### Task prompt
Going through the entries below, count each line that holds "likes" and give only the total.

### Source records
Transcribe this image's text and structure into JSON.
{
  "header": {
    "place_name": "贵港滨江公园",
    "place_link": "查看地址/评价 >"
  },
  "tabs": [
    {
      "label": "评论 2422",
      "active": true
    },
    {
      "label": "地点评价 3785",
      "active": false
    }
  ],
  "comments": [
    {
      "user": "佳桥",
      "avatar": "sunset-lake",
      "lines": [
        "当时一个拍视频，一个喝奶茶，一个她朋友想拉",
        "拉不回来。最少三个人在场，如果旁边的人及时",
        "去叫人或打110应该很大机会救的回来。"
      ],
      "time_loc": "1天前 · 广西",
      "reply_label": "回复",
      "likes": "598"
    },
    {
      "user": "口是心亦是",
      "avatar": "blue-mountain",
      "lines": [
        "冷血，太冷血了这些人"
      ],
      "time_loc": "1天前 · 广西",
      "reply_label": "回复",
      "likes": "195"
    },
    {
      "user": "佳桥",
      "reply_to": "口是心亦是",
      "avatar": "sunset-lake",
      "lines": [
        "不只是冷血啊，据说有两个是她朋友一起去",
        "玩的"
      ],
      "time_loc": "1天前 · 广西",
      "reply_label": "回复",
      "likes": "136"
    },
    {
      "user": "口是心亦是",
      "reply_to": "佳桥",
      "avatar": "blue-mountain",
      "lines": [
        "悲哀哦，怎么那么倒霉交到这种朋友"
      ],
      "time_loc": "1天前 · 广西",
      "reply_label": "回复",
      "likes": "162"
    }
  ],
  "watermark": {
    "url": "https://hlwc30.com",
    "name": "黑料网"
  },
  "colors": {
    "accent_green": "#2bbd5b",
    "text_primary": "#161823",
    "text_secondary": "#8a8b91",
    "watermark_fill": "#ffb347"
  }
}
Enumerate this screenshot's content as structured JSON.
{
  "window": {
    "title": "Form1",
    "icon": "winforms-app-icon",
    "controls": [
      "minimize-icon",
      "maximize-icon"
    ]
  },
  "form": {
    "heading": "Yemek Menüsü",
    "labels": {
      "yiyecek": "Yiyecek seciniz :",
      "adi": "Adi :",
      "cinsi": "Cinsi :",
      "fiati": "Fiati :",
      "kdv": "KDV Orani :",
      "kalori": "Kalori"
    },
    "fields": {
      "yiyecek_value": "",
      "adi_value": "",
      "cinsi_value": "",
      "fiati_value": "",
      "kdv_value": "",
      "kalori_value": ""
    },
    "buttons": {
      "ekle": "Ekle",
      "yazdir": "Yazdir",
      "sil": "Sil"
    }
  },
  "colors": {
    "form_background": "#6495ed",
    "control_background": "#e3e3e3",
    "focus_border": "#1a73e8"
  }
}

### Your solution
4